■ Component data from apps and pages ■
((

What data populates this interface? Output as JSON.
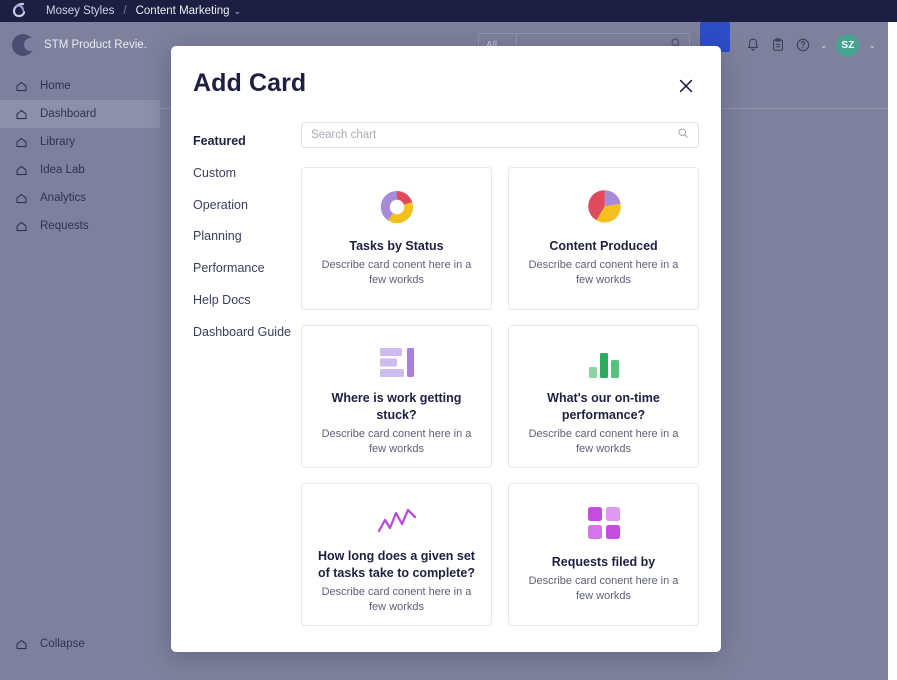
{
  "topbar": {
    "logo_icon": "link-logo-icon",
    "breadcrumb": {
      "workspace": "Mosey Styles",
      "separator": "/",
      "current": "Content Marketing",
      "chevron": "⌄"
    }
  },
  "sidebar": {
    "workspace": {
      "avatar_icon": "workspace-avatar",
      "name": "STM Product Revie..."
    },
    "items": [
      {
        "label": "Home",
        "icon": "home-icon",
        "active": false
      },
      {
        "label": "Dashboard",
        "icon": "home-icon",
        "active": true
      },
      {
        "label": "Library",
        "icon": "home-icon",
        "active": false
      },
      {
        "label": "Idea Lab",
        "icon": "home-icon",
        "active": false
      },
      {
        "label": "Analytics",
        "icon": "home-icon",
        "active": false
      },
      {
        "label": "Requests",
        "icon": "home-icon",
        "active": false
      }
    ],
    "collapse": {
      "label": "Collapse",
      "icon": "home-icon"
    }
  },
  "header": {
    "search": {
      "scope": "All",
      "scope_chevron": "⌄",
      "value": "",
      "icon": "search-icon"
    },
    "icons": [
      "bell-icon",
      "clipboard-icon",
      "help-circle-icon"
    ],
    "help_chevron": "⌄",
    "user": {
      "initials": "SZ",
      "chevron": "⌄",
      "color": "#46a390"
    }
  },
  "modal": {
    "title": "Add Card",
    "close_icon": "close-icon",
    "categories": [
      {
        "label": "Featured",
        "active": true
      },
      {
        "label": "Custom",
        "active": false
      },
      {
        "label": "Operation",
        "active": false
      },
      {
        "label": "Planning",
        "active": false
      },
      {
        "label": "Performance",
        "active": false
      },
      {
        "label": "Help Docs",
        "active": false
      },
      {
        "label": "Dashboard Guide",
        "active": false
      }
    ],
    "search": {
      "placeholder": "Search chart",
      "value": "",
      "icon": "search-icon"
    },
    "cards": [
      {
        "title": "Tasks by Status",
        "description": "Describe card conent here in a few workds",
        "icon": "donut-chart-icon"
      },
      {
        "title": "Content Produced",
        "description": "Describe card conent here in a few workds",
        "icon": "pie-chart-icon"
      },
      {
        "title": "Where is work getting stuck?",
        "description": "Describe card conent here in a few workds",
        "icon": "horizontal-bar-chart-icon"
      },
      {
        "title": "What's our on-time performance?",
        "description": "Describe card conent here in a few workds",
        "icon": "vertical-bar-chart-icon"
      },
      {
        "title": "How long does a given set of tasks take to complete?",
        "description": "Describe card conent here in a few workds",
        "icon": "line-chart-icon"
      },
      {
        "title": "Requests filed by",
        "description": "Describe card conent here in a few workds",
        "icon": "grid-squares-icon"
      }
    ]
  },
  "colors": {
    "topbar": "#1c1e42",
    "overlay": "#7e819d",
    "accent_blue": "#2d4ec8",
    "avatar_teal": "#46a390",
    "chart_purple": "#a78bd8",
    "chart_red": "#e04a5f",
    "chart_yellow": "#f5c01e",
    "chart_green": "#3aa864",
    "chart_magenta": "#c54ce0"
  }
}
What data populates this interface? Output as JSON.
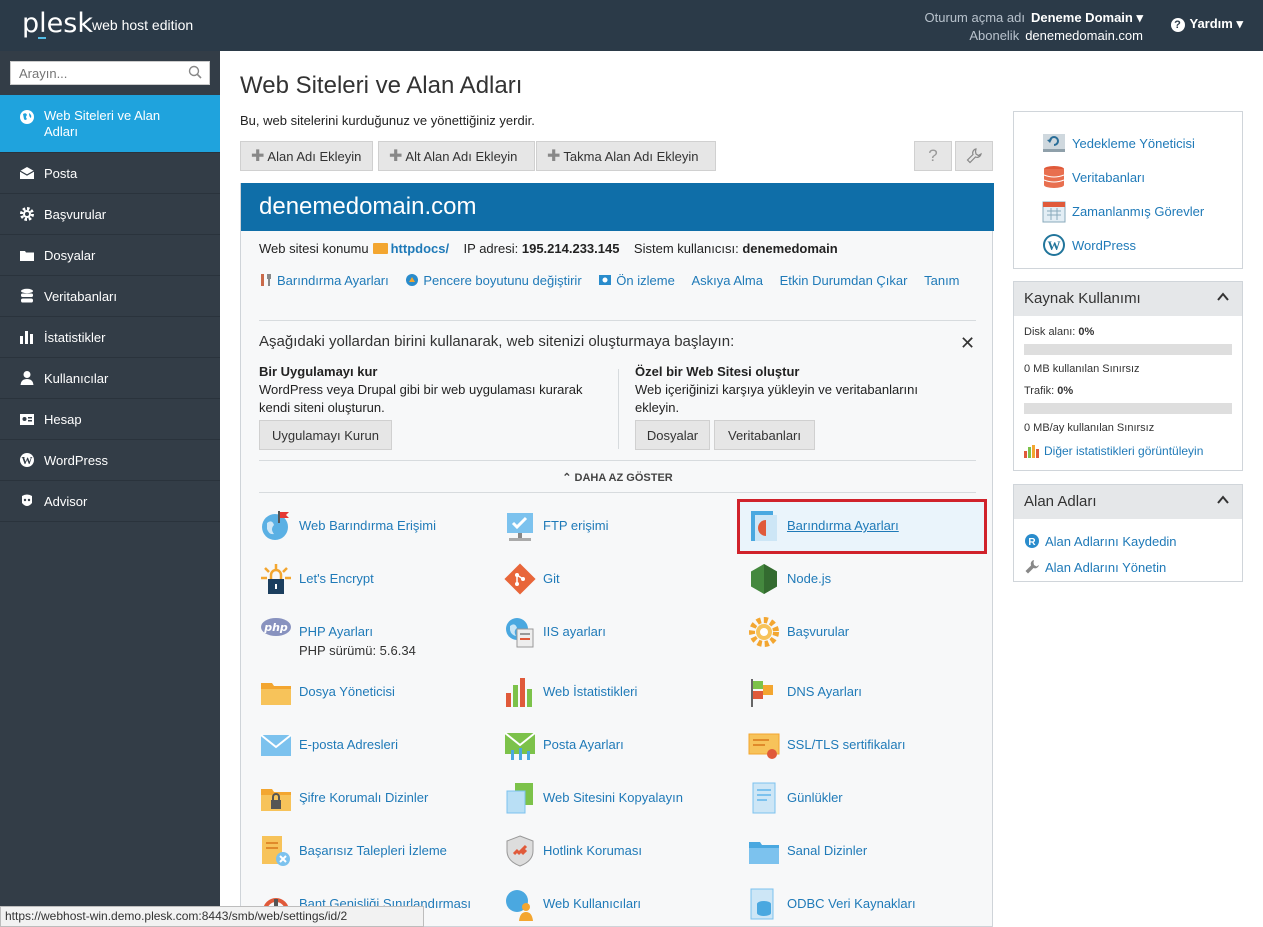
{
  "header": {
    "logo": "plesk",
    "edition": "web host edition",
    "login_label": "Oturum açma adı",
    "login_value": "Deneme Domain",
    "subscription_label": "Abonelik",
    "subscription_value": "denemedomain.com",
    "help": "Yardım"
  },
  "sidebar": {
    "search_placeholder": "Arayın...",
    "items": [
      {
        "label": "Web Siteleri ve Alan Adları",
        "icon": "globe-icon"
      },
      {
        "label": "Posta",
        "icon": "mail-icon"
      },
      {
        "label": "Başvurular",
        "icon": "gear-icon"
      },
      {
        "label": "Dosyalar",
        "icon": "folder-icon"
      },
      {
        "label": "Veritabanları",
        "icon": "database-icon"
      },
      {
        "label": "İstatistikler",
        "icon": "bar-chart-icon"
      },
      {
        "label": "Kullanıcılar",
        "icon": "user-icon"
      },
      {
        "label": "Hesap",
        "icon": "account-icon"
      },
      {
        "label": "WordPress",
        "icon": "wordpress-icon"
      },
      {
        "label": "Advisor",
        "icon": "advisor-icon"
      }
    ]
  },
  "main": {
    "title": "Web Siteleri ve Alan Adları",
    "description": "Bu, web sitelerini kurduğunuz ve yönettiğiniz yerdir.",
    "toolbar": {
      "add_domain": "Alan Adı Ekleyin",
      "add_subdomain": "Alt Alan Adı Ekleyin",
      "add_alias": "Takma Alan Adı Ekleyin"
    },
    "domain": {
      "name": "denemedomain.com",
      "location_label": "Web sitesi konumu",
      "location_value": "httpdocs/",
      "ip_label": "IP adresi:",
      "ip_value": "195.214.233.145",
      "sysuser_label": "Sistem kullanıcısı:",
      "sysuser_value": "denemedomain",
      "actions": [
        "Barındırma Ayarları",
        "Pencere boyutunu değiştirir",
        "Ön izleme",
        "Askıya Alma",
        "Etkin Durumdan Çıkar",
        "Tanım"
      ]
    },
    "start": {
      "title": "Aşağıdaki yollardan birini kullanarak, web sitenizi oluşturmaya başlayın:",
      "left_heading": "Bir Uygulamayı kur",
      "left_text_1": "WordPress veya Drupal gibi bir web uygulaması kurarak",
      "left_text_2": "kendi siteni oluşturun.",
      "left_button": "Uygulamayı Kurun",
      "right_heading": "Özel bir Web Sitesi oluştur",
      "right_text_1": "Web içeriğinizi karşıya yükleyin ve veritabanlarını",
      "right_text_2": "ekleyin.",
      "files_button": "Dosyalar",
      "db_button": "Veritabanları",
      "show_less": "DAHA AZ GÖSTER"
    },
    "tools": [
      {
        "label": "Web Barındırma Erişimi",
        "icon": "web-hosting-access-icon"
      },
      {
        "label": "FTP erişimi",
        "icon": "ftp-icon"
      },
      {
        "label": "Barındırma Ayarları",
        "icon": "hosting-settings-icon"
      },
      {
        "label": "Let's Encrypt",
        "icon": "lets-encrypt-icon"
      },
      {
        "label": "Git",
        "icon": "git-icon"
      },
      {
        "label": "Node.js",
        "icon": "nodejs-icon"
      },
      {
        "label": "PHP Ayarları",
        "icon": "php-icon",
        "sub": "PHP sürümü: 5.6.34"
      },
      {
        "label": "IIS ayarları",
        "icon": "iis-icon"
      },
      {
        "label": "Başvurular",
        "icon": "applications-icon"
      },
      {
        "label": "Dosya Yöneticisi",
        "icon": "file-manager-icon"
      },
      {
        "label": "Web İstatistikleri",
        "icon": "web-statistics-icon"
      },
      {
        "label": "DNS Ayarları",
        "icon": "dns-icon"
      },
      {
        "label": "E-posta Adresleri",
        "icon": "email-icon"
      },
      {
        "label": "Posta Ayarları",
        "icon": "mail-settings-icon"
      },
      {
        "label": "SSL/TLS sertifikaları",
        "icon": "ssl-icon"
      },
      {
        "label": "Şifre Korumalı Dizinler",
        "icon": "protected-dirs-icon"
      },
      {
        "label": "Web Sitesini Kopyalayın",
        "icon": "copy-site-icon"
      },
      {
        "label": "Günlükler",
        "icon": "logs-icon"
      },
      {
        "label": "Başarısız Talepleri İzleme",
        "icon": "failed-requests-icon"
      },
      {
        "label": "Hotlink Koruması",
        "icon": "hotlink-icon"
      },
      {
        "label": "Sanal Dizinler",
        "icon": "virtual-dirs-icon"
      },
      {
        "label": "Bant Genişliği Sınırlandırması",
        "icon": "bandwidth-icon"
      },
      {
        "label": "Web Kullanıcıları",
        "icon": "web-users-icon"
      },
      {
        "label": "ODBC Veri Kaynakları",
        "icon": "odbc-icon"
      }
    ]
  },
  "right": {
    "links": [
      {
        "label": "Yedekleme Yöneticisi",
        "icon": "backup-icon"
      },
      {
        "label": "Veritabanları",
        "icon": "database-icon"
      },
      {
        "label": "Zamanlanmış Görevler",
        "icon": "calendar-icon"
      },
      {
        "label": "WordPress",
        "icon": "wordpress-icon"
      }
    ],
    "usage": {
      "title": "Kaynak Kullanımı",
      "disk_label": "Disk alanı:",
      "disk_value": "0%",
      "disk_fraction": 0,
      "disk_detail": "0 MB kullanılan Sınırsız",
      "traffic_label": "Trafik:",
      "traffic_value": "0%",
      "traffic_fraction": 0,
      "traffic_detail": "0 MB/ay kullanılan Sınırsız",
      "more_stats": "Diğer istatistikleri görüntüleyin"
    },
    "domains": {
      "title": "Alan Adları",
      "register": "Alan Adlarını Kaydedin",
      "manage": "Alan Adlarını Yönetin"
    }
  },
  "status_url": "https://webhost-win.demo.plesk.com:8443/smb/web/settings/id/2",
  "colors": {
    "sidebar": "#333d47",
    "topbar": "#2b3a48",
    "active": "#1fa3dd",
    "domain_header": "#0f6ea8",
    "link": "#1f7ab8",
    "highlight": "#d0222b"
  }
}
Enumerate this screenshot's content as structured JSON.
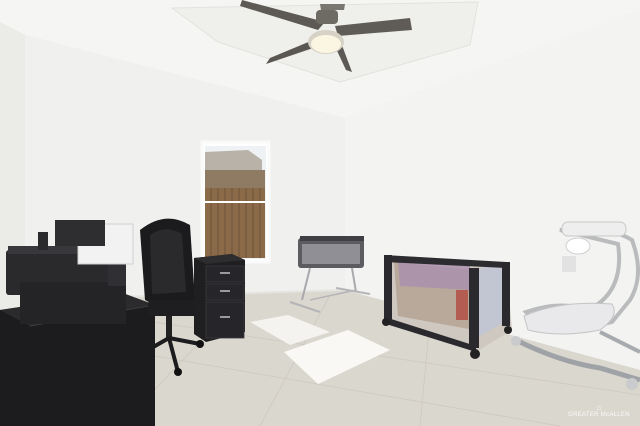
{
  "watermark": {
    "text": "GREATER McALLEN",
    "icon": "house-logo-icon"
  },
  "scene": {
    "description_free": true,
    "colors": {
      "wall": "#f1f1ef",
      "ceiling": "#f6f6f4",
      "floor": "#dcd8d0",
      "furniture_dark": "#1e1e20",
      "window_sky": "#e8eef2",
      "fence": "#8a6a4e"
    }
  }
}
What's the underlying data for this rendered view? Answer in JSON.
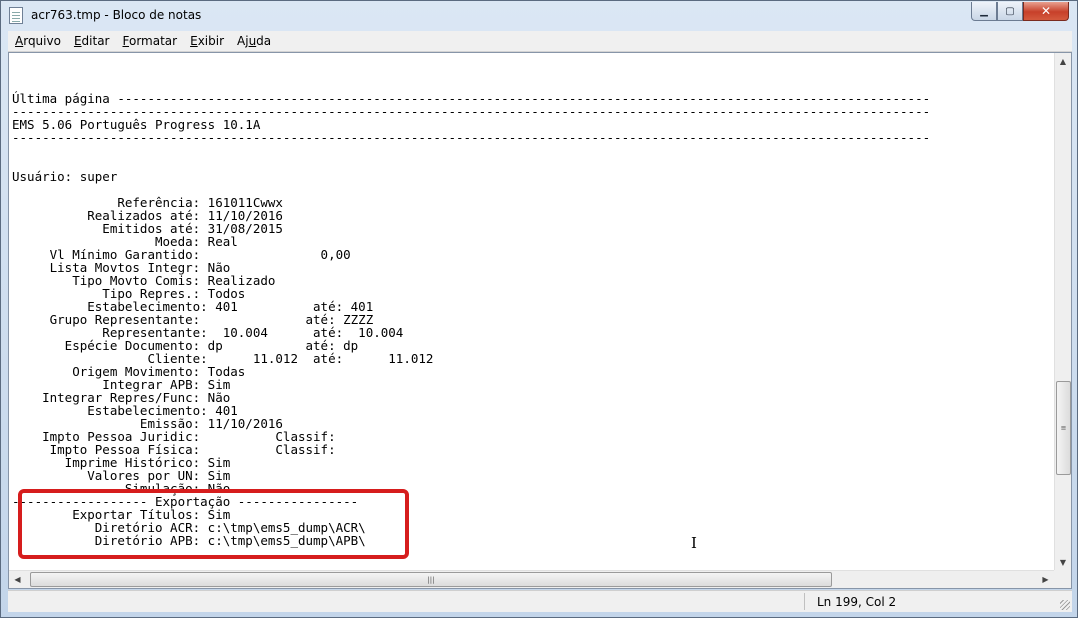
{
  "window": {
    "title": "acr763.tmp - Bloco de notas",
    "controls": {
      "minimize": "▁",
      "maximize": "▢",
      "close": "✕"
    }
  },
  "menu": [
    {
      "mnemonic": "A",
      "rest": "rquivo"
    },
    {
      "mnemonic": "E",
      "rest": "ditar"
    },
    {
      "mnemonic": "F",
      "rest": "ormatar"
    },
    {
      "mnemonic": "E",
      "rest": "xibir"
    },
    {
      "pre": "Aj",
      "mnemonic": "u",
      "rest": "da"
    }
  ],
  "document": {
    "lines": [
      "",
      "",
      "",
      "Última página ------------------------------------------------------------------------------------------------------------",
      "--------------------------------------------------------------------------------------------------------------------------",
      "EMS 5.06 Português Progress 10.1A",
      "--------------------------------------------------------------------------------------------------------------------------",
      "",
      "",
      "Usuário: super",
      "",
      "              Referência: 161011Cwwx",
      "          Realizados até: 11/10/2016",
      "            Emitidos até: 31/08/2015",
      "                   Moeda: Real",
      "     Vl Mínimo Garantido:                0,00",
      "     Lista Movtos Integr: Não",
      "        Tipo Movto Comis: Realizado",
      "            Tipo Repres.: Todos",
      "          Estabelecimento: 401          até: 401",
      "     Grupo Representante:              até: ZZZZ",
      "            Representante:  10.004      até:  10.004",
      "       Espécie Documento: dp           até: dp",
      "                  Cliente:      11.012  até:      11.012",
      "        Origem Movimento: Todas",
      "            Integrar APB: Sim",
      "    Integrar Repres/Func: Não",
      "          Estabelecimento: 401",
      "                 Emissão: 11/10/2016",
      "    Impto Pessoa Juridic:          Classif:",
      "     Impto Pessoa Física:          Classif:",
      "       Imprime Histórico: Sim",
      "          Valores por UN: Sim",
      "               Simulação: Não",
      "------------------ Exportação ----------------",
      "        Exportar Títulos: Sim",
      "           Diretório ACR: c:\\tmp\\ems5_dump\\ACR\\",
      "           Diretório APB: c:\\tmp\\ems5_dump\\APB\\"
    ]
  },
  "scrollbars": {
    "up_arrow": "▲",
    "down_arrow": "▼",
    "left_arrow": "◀",
    "right_arrow": "▶",
    "grip": "≡",
    "hgrip": "|||"
  },
  "status": {
    "position": "Ln 199, Col 2"
  },
  "cursor": "I",
  "colors": {
    "highlight": "#d61d1d"
  }
}
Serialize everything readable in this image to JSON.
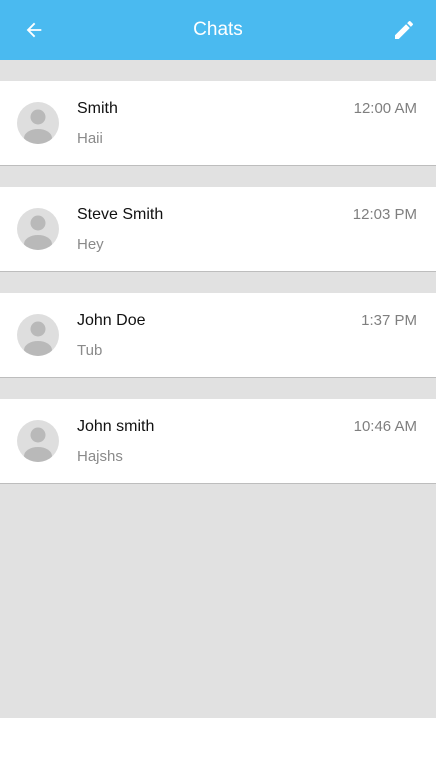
{
  "header": {
    "title": "Chats",
    "back_icon": "arrow-left-icon",
    "edit_icon": "pencil-icon",
    "background_color": "#4abaf0"
  },
  "chats": [
    {
      "name": "Smith",
      "message": "Haii",
      "time": "12:00 AM"
    },
    {
      "name": "Steve Smith",
      "message": "Hey",
      "time": "12:03 PM"
    },
    {
      "name": "John Doe",
      "message": "Tub",
      "time": "1:37 PM"
    },
    {
      "name": "John smith",
      "message": "Hajshs",
      "time": "10:46 AM"
    }
  ]
}
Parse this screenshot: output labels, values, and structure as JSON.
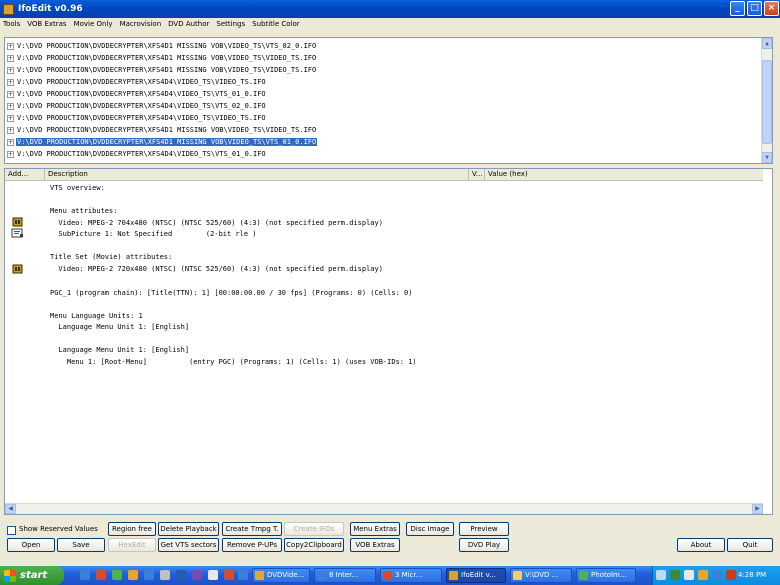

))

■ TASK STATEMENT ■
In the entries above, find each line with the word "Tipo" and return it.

■ EXERCISE SOLUTION ■
      "        Tipo Movto Comis: Realizado",
      "            Tipo Repres.: Todos",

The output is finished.